WHAT NEEDS TO BE DONE:
Where does the word "JSON" show up in the records? Copy every line that holds it.

RECORDS FOR PROCESSING:
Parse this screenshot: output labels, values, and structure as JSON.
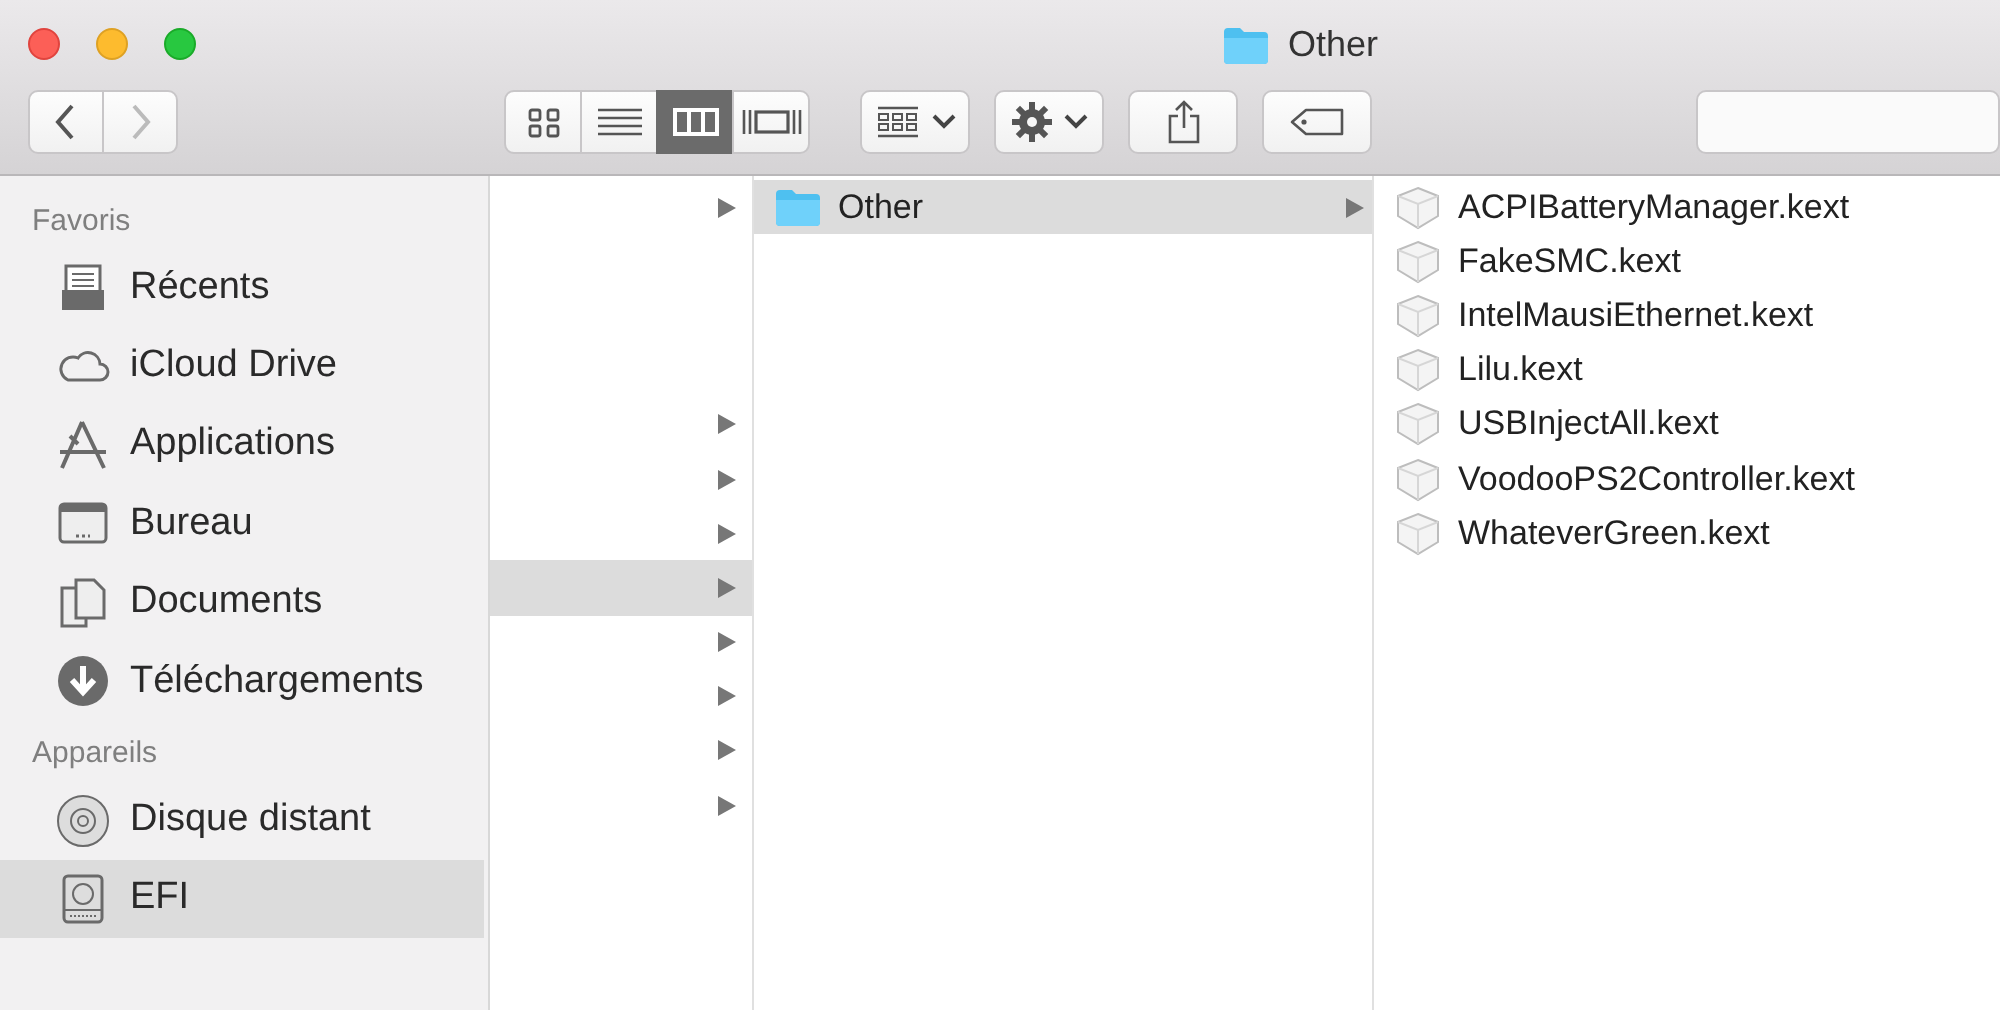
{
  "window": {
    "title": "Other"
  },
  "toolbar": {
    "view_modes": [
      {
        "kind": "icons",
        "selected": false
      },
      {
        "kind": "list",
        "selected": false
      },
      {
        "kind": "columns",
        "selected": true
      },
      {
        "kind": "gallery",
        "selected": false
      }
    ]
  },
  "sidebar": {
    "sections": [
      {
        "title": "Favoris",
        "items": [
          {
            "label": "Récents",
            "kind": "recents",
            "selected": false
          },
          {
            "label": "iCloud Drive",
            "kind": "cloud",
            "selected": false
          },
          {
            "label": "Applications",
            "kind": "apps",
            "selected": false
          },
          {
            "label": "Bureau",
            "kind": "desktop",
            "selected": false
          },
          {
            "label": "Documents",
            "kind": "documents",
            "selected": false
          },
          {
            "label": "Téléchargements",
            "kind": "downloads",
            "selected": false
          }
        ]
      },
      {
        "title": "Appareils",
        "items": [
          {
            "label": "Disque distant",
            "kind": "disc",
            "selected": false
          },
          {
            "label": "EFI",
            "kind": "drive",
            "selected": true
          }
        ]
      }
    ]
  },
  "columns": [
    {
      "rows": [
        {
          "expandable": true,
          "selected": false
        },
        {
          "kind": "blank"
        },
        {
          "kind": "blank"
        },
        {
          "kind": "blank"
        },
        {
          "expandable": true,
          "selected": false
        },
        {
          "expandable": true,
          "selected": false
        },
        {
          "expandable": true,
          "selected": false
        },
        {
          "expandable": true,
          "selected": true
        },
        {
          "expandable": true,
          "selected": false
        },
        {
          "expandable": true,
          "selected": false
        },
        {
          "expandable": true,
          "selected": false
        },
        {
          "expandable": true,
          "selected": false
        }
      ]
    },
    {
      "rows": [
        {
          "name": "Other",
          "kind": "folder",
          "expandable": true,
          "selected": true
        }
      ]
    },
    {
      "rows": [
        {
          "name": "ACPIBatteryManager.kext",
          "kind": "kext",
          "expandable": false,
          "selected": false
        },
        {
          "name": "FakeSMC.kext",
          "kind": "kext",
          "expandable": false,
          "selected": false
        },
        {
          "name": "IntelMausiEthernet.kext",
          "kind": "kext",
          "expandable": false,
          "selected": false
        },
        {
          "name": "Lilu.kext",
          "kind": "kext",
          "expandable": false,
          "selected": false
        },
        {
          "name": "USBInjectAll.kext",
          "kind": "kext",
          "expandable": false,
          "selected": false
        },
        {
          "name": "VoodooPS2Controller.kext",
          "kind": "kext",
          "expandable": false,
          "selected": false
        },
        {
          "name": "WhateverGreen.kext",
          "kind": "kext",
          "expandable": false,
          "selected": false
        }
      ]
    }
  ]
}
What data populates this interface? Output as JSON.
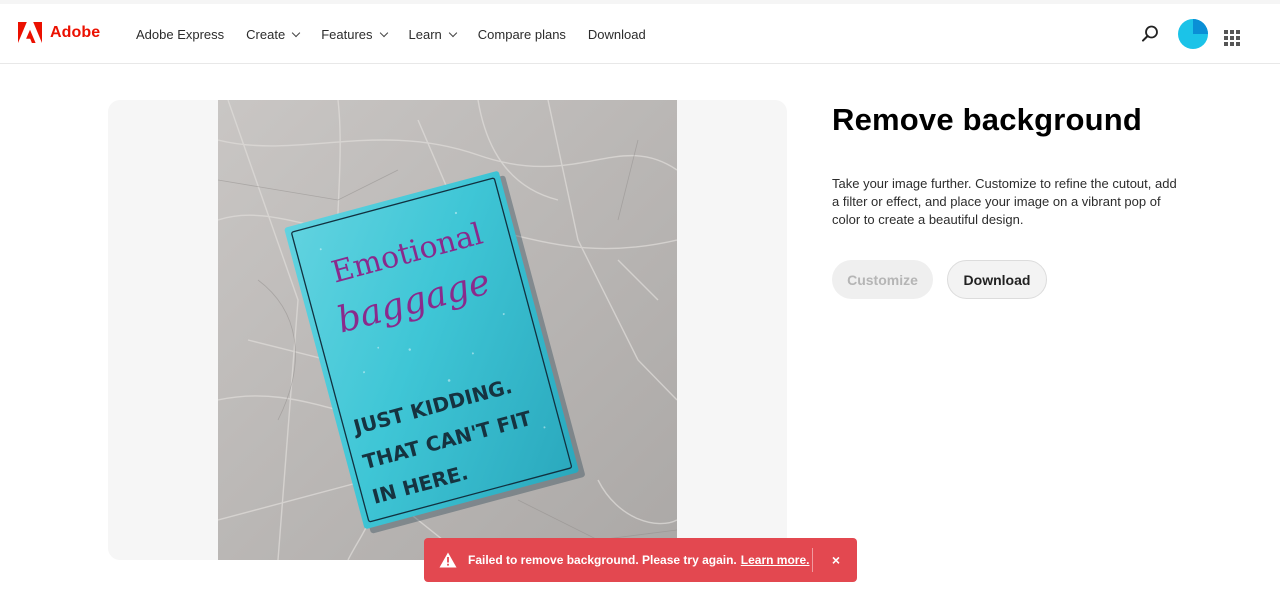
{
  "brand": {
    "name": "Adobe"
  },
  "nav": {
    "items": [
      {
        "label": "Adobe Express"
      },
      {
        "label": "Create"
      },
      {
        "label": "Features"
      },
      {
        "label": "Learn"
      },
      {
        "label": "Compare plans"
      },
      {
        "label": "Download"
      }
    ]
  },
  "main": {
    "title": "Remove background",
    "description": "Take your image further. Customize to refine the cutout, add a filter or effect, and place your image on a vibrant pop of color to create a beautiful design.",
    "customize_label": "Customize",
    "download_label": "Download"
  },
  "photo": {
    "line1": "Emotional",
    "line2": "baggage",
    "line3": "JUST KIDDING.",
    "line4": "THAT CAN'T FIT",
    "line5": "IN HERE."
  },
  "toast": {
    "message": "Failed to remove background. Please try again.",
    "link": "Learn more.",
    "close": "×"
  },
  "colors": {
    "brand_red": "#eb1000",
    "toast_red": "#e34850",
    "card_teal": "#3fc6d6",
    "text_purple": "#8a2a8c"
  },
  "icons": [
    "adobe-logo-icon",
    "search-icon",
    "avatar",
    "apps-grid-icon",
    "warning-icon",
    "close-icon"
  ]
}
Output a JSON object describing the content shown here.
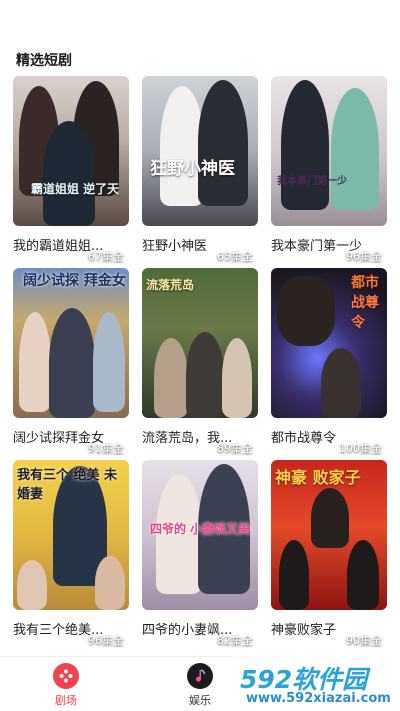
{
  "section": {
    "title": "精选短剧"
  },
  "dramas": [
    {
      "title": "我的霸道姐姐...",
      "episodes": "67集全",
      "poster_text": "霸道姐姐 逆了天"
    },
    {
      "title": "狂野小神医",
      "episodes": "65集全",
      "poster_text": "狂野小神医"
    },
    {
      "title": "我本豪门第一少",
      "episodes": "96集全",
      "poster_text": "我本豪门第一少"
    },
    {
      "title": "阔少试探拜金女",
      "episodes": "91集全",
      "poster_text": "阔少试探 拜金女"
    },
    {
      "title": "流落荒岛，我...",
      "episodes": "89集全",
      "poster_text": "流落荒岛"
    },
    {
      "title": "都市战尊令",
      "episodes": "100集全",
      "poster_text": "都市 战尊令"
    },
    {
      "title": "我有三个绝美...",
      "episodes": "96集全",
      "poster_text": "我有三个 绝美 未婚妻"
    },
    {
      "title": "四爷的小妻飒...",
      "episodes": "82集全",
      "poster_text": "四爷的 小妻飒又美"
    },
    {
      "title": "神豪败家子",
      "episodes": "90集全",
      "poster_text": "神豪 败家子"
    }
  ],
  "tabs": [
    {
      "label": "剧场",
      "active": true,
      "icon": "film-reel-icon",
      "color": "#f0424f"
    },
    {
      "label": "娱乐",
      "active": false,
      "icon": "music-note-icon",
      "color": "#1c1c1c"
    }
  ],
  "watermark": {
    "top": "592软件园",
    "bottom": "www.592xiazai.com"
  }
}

RESULT:
Parse this screenshot: output labels, values, and structure as JSON.
What data populates this interface? Output as JSON.
Output a JSON object describing the content shown here.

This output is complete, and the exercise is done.